.- The greatest moment in the tenure of the U.K. ambassador to the Holy See was the Pope's contribution to a British government-sponsored initiative to eradicate diseases in developing countries.
Ambassador Francis Campbell will be leaving in January for another overseas appointment, this time "further to the East," he said, noting that the exact destination will be made public "shortly." Reflecting on tenure in Rome which began in Dec. 2005 when he was just 35 years old, he said that the moment that stands out in his mind from his time as ambassador took place less than a year after his appointment.
If he had to pick a moment that rises above all of the great moments from the last five years, he commented, he would choose Pope Benedict's purchase of the immunization bond in Nov. 2006.
"He purchased the first bond for immunization and that scheme raised 1.6 billion U.S. dollars," the ambassador recalled.
The British government-initiated funding effort called the International Financing Facility for Immunization (IFFIm) was founded in 2006 to finance immunizations against polio, malaria and tuberculosis in the world’s 72 poorest countries, especially for children under 5 years old.
It was promoted within the GAVI Alliance, an organization composed of the World Bank, UNICEF, the World Health Organization and the Bill and Melinda Gates Foundation and many other partners to offer immunizations and work towards the U.N. Millenium Development Goal for child health.
Ambassador Campbell called it "a very innovative international development financing mechanism, to try to raise money in the here and now, so that we can immunize children ... now, rather than have a 20-year program which would come too late for a lot of children."
He said that the Pope's purchase had an impact as he was followed in the action by a number of other religious leaders, thus reinforcing, through the "symbolic" contribution, "the moral dimension" of the development financing mechanism.
According to a Bloomberg news report, the first six bonds were purchased at their $1,000 face value by the Pope, Archbishop of Canterbury Rowan Williams, the Chief Rabbi, the Muslim Council of Britain, the Hindu Forum of Britain and the Network of Sikh Organizations.

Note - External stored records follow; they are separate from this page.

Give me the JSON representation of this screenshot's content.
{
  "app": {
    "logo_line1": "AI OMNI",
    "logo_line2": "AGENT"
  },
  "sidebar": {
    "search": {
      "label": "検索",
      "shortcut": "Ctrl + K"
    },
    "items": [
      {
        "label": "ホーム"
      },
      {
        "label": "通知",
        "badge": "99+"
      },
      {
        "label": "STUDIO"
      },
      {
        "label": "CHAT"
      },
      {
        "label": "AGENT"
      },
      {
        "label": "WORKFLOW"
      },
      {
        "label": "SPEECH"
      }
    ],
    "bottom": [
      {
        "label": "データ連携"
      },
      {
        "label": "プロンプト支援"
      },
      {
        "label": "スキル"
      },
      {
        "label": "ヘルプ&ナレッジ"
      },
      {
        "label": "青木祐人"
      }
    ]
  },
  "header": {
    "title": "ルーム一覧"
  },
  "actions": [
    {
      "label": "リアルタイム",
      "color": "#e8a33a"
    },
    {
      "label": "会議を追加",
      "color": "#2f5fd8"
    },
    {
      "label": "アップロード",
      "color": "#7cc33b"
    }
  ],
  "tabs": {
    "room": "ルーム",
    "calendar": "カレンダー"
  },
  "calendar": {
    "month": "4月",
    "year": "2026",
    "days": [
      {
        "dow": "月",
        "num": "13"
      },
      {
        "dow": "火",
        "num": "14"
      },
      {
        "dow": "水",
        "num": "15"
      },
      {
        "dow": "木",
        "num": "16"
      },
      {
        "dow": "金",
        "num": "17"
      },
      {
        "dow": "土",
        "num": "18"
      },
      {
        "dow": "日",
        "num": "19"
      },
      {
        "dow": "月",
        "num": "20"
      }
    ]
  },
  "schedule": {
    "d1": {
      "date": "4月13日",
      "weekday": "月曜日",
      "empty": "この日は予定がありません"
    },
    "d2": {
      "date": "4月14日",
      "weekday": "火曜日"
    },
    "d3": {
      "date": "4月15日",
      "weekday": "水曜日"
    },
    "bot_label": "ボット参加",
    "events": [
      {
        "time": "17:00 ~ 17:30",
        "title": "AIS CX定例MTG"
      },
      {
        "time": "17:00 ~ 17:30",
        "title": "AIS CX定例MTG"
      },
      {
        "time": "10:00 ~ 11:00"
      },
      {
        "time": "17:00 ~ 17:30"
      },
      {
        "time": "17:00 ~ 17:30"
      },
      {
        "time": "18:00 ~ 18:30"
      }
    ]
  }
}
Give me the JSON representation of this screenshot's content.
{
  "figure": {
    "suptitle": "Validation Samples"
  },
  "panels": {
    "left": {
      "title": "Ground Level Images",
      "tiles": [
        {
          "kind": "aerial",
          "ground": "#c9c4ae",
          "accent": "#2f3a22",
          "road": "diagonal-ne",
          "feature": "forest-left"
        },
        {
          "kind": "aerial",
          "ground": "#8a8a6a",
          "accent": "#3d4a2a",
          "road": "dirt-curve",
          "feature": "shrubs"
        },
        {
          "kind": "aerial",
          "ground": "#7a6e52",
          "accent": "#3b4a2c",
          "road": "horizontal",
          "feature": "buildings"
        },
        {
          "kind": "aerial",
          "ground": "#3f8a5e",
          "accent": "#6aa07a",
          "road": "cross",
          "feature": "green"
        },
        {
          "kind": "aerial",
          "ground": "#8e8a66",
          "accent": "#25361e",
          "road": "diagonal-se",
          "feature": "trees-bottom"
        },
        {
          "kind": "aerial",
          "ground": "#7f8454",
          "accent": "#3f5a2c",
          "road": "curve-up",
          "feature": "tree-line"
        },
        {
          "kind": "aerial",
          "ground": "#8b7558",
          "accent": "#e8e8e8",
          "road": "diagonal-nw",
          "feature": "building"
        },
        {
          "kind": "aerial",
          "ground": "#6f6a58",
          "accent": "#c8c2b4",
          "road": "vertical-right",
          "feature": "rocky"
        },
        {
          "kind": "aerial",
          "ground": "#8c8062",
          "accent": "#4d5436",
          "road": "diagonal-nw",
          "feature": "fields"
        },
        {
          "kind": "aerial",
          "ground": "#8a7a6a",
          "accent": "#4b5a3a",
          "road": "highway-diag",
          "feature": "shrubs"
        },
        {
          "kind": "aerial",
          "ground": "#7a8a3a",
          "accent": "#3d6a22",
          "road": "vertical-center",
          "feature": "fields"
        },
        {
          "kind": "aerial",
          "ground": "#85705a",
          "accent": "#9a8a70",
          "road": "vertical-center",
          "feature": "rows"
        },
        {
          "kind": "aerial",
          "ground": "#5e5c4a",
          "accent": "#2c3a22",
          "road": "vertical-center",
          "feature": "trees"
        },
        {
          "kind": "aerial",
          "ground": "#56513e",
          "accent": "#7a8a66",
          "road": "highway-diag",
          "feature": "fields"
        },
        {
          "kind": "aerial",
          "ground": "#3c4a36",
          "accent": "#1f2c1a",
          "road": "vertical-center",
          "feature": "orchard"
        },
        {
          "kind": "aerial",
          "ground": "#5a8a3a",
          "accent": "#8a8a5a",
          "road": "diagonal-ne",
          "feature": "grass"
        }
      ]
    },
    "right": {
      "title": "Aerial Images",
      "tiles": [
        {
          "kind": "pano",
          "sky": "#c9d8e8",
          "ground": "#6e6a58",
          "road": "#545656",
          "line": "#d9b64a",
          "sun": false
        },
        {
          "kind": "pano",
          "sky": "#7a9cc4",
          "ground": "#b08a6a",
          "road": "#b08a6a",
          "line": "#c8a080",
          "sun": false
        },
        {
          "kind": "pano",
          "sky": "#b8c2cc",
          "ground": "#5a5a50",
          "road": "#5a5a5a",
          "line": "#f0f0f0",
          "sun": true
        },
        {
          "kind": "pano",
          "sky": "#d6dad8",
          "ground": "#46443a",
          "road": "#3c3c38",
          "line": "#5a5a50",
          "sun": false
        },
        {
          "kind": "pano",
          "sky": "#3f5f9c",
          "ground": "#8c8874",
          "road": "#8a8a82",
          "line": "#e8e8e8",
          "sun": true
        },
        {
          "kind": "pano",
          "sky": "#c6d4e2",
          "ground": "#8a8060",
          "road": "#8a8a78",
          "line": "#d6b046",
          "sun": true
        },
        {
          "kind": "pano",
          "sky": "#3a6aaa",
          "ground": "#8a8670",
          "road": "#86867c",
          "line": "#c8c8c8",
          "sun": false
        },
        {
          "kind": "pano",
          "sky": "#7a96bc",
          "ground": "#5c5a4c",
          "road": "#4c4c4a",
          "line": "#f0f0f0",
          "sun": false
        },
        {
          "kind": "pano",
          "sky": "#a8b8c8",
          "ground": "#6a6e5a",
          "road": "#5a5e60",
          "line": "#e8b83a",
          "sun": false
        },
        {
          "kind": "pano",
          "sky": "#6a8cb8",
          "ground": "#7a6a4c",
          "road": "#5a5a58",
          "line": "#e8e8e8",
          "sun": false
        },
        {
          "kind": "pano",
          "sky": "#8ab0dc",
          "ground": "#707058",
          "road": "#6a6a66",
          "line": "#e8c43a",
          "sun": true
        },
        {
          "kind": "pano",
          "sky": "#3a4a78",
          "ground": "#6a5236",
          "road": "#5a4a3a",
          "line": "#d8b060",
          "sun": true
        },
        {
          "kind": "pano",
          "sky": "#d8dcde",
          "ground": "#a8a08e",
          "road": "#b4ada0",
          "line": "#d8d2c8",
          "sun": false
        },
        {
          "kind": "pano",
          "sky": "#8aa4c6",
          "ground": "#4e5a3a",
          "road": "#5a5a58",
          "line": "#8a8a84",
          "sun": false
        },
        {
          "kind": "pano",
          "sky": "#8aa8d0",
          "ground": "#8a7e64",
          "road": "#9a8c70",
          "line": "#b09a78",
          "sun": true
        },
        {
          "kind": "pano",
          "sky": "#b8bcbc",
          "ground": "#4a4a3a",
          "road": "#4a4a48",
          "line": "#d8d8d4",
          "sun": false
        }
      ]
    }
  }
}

Through a "big bang approach," made possible with the great amount of capital, diseases that have been eradicated or controlled in the developed world can be addressed on a broad scale in the developing world, said Ambassador Campbell

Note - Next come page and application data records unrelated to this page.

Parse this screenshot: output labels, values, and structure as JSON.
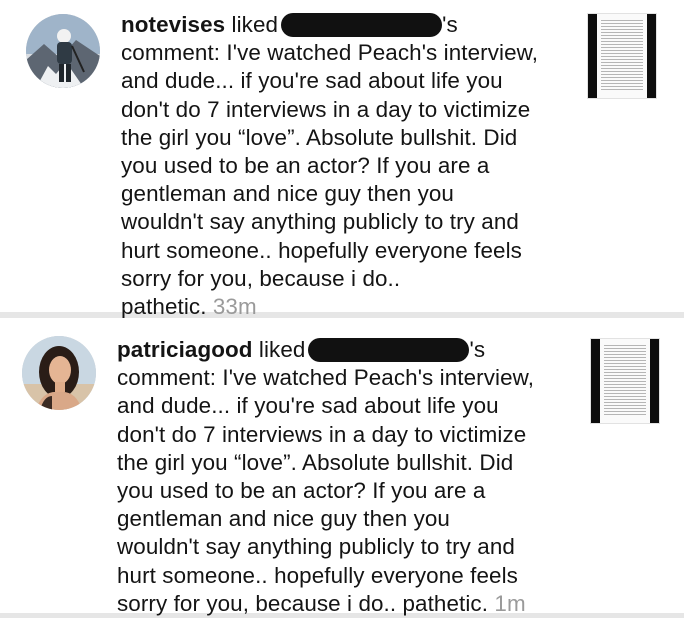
{
  "notifications": [
    {
      "username": "notevises",
      "action": "liked",
      "possessive": "'s",
      "lines": [
        "comment: I've watched Peach's interview,",
        "and dude... if you're sad about life you",
        "don't do 7 interviews in a day to victimize",
        "the girl you “love”. Absolute bullshit. Did",
        "you used to be an actor? If you are a",
        "gentleman and nice guy then you",
        "wouldn't say anything publicly to try and",
        "hurt someone.. hopefully everyone feels",
        "sorry for you, because i do.."
      ],
      "last_line": "pathetic.",
      "timestamp": "33m",
      "avatar_icon": "user-avatar-climber",
      "thumbnail_icon": "post-thumbnail-document"
    },
    {
      "username": "patriciagood",
      "action": "liked",
      "possessive": "'s",
      "lines": [
        "comment: I've watched Peach's interview,",
        "and dude... if you're sad about life you",
        "don't do 7 interviews in a day to victimize",
        "the girl you “love”. Absolute bullshit. Did",
        "you used to be an actor? If you are a",
        "gentleman and nice guy then you",
        "wouldn't say anything publicly to try and",
        "hurt someone.. hopefully everyone feels"
      ],
      "last_line": "sorry for you, because i do.. pathetic.",
      "timestamp": "1m",
      "avatar_icon": "user-avatar-woman",
      "thumbnail_icon": "post-thumbnail-document"
    }
  ],
  "colors": {
    "text": "#141414",
    "timestamp": "#9a9a9a",
    "redaction": "#111111",
    "separator": "#e6e6e6"
  }
}
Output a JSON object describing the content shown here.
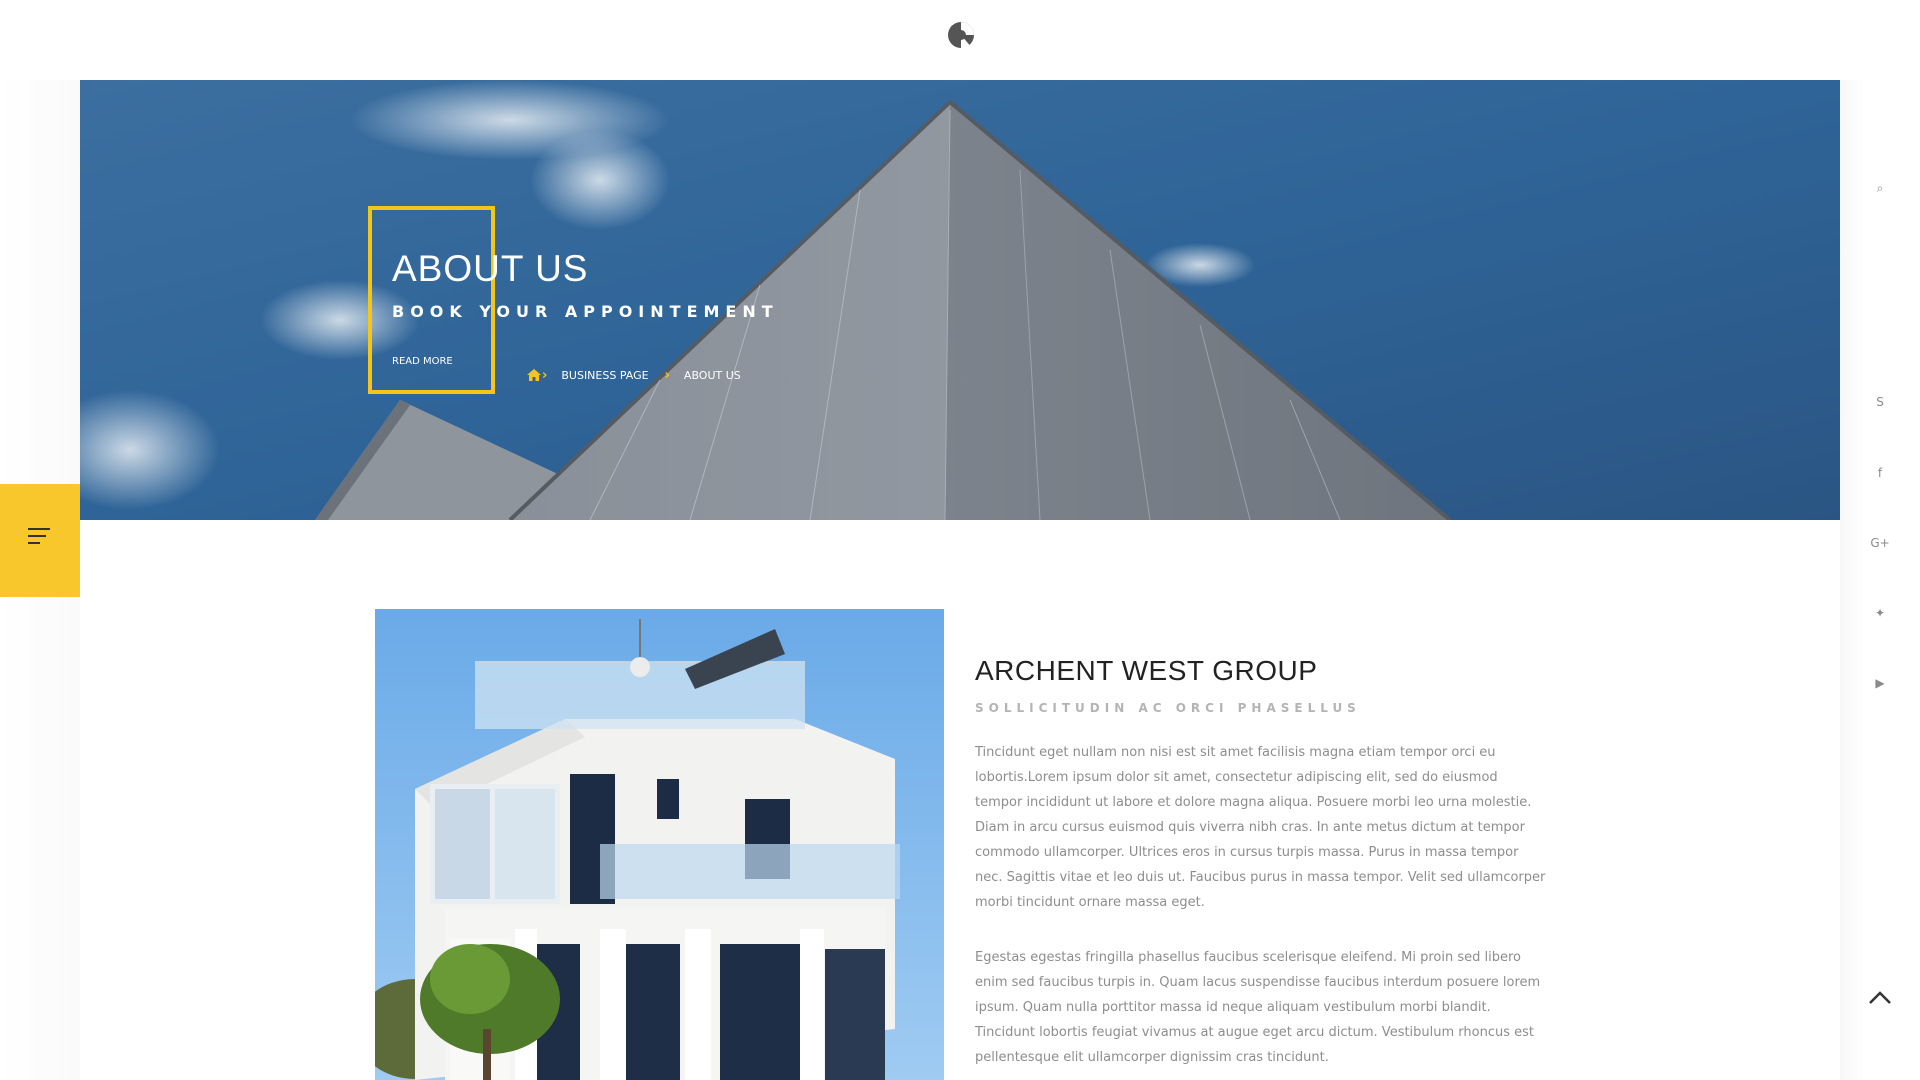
{
  "header": {
    "logo_name": "logo-icon"
  },
  "hero": {
    "title": "ABOUT US",
    "subtitle": "BOOK YOUR APPOINTEMENT",
    "read_more": "READ MORE",
    "breadcrumb": {
      "home_icon": "home-icon",
      "items": [
        "BUSINESS PAGE",
        "ABOUT US"
      ]
    },
    "accent_color": "#f5c518"
  },
  "menu": {
    "icon": "menu-icon",
    "color": "#f7c72c"
  },
  "rail": {
    "icons": [
      "search-icon",
      "skype-icon",
      "facebook-icon",
      "google-plus-icon",
      "twitter-icon",
      "youtube-icon"
    ],
    "glyphs": {
      "search": "⌕",
      "skype": "S",
      "facebook": "f",
      "google_plus": "G+",
      "twitter": "✦",
      "youtube": "▶"
    }
  },
  "content": {
    "title": "ARCHENT WEST GROUP",
    "subtitle": "SOLLICITUDIN AC ORCI PHASELLUS",
    "paragraphs": [
      "Tincidunt eget nullam non nisi est sit amet facilisis magna etiam tempor orci eu lobortis.Lorem ipsum dolor sit amet, consectetur adipiscing elit, sed do eiusmod tempor incididunt ut labore et dolore magna aliqua. Posuere morbi leo urna molestie. Diam in arcu cursus euismod quis viverra nibh cras. In ante metus dictum at tempor commodo ullamcorper. Ultrices eros in cursus turpis massa. Purus in massa tempor nec. Sagittis vitae et leo duis ut. Faucibus purus in massa tempor. Velit sed ullamcorper morbi tincidunt ornare massa eget.",
      "Egestas egestas fringilla phasellus faucibus scelerisque eleifend. Mi proin sed libero enim sed faucibus turpis in. Quam lacus suspendisse faucibus interdum posuere lorem ipsum. Quam nulla porttitor massa id neque aliquam vestibulum morbi blandit. Tincidunt lobortis feugiat vivamus at augue eget arcu dictum. Vestibulum rhoncus est pellentesque elit ullamcorper dignissim cras tincidunt."
    ]
  },
  "back_to_top": "chevron-up-icon"
}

He noted that the Holy See was a "key partner" in the development of the concept of the immunization effort and when Pope Benedict bought the first bond, "for us it was a huge achievement."